Professor Heather Antecol, former Director of the Berger Institute, was featured last week in The New York Times. A study she co-authored with two other professors shows that gender-neutral tenure extension policies put women at a disadvantage:
The policies led to a 19 percentage-point rise in the probability that a male economist would earn tenure at his first job. In contrast, women’s chances of gaining tenure fell by 22 percentage points. Before the arrival of tenure extension, a little less than 3o percent of both women and men at these institutions gained tenure at their first jobs. The decline for women is therefore very large.
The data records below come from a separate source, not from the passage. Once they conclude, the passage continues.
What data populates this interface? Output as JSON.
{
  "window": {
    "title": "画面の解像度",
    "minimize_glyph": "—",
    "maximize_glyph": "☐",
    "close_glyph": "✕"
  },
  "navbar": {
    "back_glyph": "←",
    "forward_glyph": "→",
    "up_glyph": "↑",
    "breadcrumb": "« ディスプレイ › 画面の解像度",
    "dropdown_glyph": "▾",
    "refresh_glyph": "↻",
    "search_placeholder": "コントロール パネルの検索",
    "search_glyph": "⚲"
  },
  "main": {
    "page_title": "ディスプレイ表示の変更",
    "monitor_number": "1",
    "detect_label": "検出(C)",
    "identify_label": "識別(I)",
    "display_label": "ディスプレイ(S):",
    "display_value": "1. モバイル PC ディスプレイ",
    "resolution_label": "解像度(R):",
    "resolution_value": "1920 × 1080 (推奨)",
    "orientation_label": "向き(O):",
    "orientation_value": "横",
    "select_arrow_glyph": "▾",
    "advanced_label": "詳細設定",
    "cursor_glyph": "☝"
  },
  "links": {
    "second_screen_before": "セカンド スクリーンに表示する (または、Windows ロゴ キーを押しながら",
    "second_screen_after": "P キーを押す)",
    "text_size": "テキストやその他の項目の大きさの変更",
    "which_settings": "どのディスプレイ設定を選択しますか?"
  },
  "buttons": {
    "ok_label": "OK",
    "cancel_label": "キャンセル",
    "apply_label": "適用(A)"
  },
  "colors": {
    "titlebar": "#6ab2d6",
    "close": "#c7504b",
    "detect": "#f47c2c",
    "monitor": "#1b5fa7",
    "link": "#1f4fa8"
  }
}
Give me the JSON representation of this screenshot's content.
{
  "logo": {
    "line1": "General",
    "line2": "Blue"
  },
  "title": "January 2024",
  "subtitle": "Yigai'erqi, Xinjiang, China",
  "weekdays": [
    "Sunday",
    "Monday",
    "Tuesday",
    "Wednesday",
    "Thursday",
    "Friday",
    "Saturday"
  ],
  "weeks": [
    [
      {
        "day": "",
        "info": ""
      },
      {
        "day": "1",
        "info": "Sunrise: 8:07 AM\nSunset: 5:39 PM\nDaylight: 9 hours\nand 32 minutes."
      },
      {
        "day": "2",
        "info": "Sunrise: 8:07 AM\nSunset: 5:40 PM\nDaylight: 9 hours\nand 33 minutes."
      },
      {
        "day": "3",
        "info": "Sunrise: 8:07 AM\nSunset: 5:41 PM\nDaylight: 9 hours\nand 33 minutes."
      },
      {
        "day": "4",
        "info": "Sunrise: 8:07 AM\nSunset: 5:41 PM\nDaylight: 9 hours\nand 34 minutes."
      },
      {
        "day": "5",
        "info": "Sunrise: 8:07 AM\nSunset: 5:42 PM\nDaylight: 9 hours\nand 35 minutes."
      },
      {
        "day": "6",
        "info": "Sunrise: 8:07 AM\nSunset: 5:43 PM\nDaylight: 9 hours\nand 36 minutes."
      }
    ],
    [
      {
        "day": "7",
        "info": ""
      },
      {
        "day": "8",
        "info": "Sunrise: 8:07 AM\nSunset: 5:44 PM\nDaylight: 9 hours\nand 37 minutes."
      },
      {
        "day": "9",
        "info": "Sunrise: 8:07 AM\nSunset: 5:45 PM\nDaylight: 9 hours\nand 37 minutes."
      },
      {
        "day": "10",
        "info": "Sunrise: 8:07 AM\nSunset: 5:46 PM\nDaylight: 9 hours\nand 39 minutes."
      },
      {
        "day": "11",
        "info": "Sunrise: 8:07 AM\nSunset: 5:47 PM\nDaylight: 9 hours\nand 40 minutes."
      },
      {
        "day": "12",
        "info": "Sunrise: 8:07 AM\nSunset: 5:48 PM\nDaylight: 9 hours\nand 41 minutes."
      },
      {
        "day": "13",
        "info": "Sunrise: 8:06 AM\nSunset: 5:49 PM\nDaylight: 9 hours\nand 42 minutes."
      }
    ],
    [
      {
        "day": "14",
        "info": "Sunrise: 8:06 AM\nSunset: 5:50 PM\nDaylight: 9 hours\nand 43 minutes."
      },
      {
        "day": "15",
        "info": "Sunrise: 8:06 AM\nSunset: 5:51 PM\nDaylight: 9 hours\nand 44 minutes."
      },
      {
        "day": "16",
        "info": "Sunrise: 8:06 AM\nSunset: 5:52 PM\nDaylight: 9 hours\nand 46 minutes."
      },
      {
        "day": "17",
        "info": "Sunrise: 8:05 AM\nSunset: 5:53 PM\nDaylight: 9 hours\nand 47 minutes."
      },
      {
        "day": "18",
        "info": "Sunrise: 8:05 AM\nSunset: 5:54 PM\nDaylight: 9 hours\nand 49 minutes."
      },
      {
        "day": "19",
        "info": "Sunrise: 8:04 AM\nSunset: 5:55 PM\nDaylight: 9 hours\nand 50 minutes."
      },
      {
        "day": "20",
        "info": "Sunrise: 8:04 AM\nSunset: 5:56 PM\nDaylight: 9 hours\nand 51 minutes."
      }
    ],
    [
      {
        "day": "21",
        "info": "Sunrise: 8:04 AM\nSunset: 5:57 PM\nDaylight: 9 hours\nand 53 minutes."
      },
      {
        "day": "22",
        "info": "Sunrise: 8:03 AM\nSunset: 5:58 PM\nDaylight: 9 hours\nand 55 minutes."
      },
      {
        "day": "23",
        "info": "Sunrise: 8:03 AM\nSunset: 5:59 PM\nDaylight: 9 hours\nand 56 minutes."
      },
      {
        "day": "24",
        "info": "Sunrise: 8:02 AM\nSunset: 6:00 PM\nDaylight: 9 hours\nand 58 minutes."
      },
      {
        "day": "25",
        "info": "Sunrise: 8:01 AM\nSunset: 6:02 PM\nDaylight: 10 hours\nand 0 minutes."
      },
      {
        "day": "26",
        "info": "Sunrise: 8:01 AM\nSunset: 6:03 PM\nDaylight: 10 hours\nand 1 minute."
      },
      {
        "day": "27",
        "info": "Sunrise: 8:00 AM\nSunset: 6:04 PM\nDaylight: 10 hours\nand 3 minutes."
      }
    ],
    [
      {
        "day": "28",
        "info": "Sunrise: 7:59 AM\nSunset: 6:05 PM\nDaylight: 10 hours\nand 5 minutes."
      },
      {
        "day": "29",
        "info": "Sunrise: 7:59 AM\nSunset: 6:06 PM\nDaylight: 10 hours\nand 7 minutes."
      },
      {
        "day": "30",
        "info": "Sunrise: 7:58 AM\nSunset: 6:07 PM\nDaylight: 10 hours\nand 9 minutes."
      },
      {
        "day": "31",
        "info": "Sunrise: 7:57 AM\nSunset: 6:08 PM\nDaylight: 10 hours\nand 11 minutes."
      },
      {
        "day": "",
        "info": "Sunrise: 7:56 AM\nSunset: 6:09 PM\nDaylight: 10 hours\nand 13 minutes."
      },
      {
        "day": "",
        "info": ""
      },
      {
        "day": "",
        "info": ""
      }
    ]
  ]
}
It suggests that the new policies made it extraordinarily rare for female economists to clear the tenure hurdle.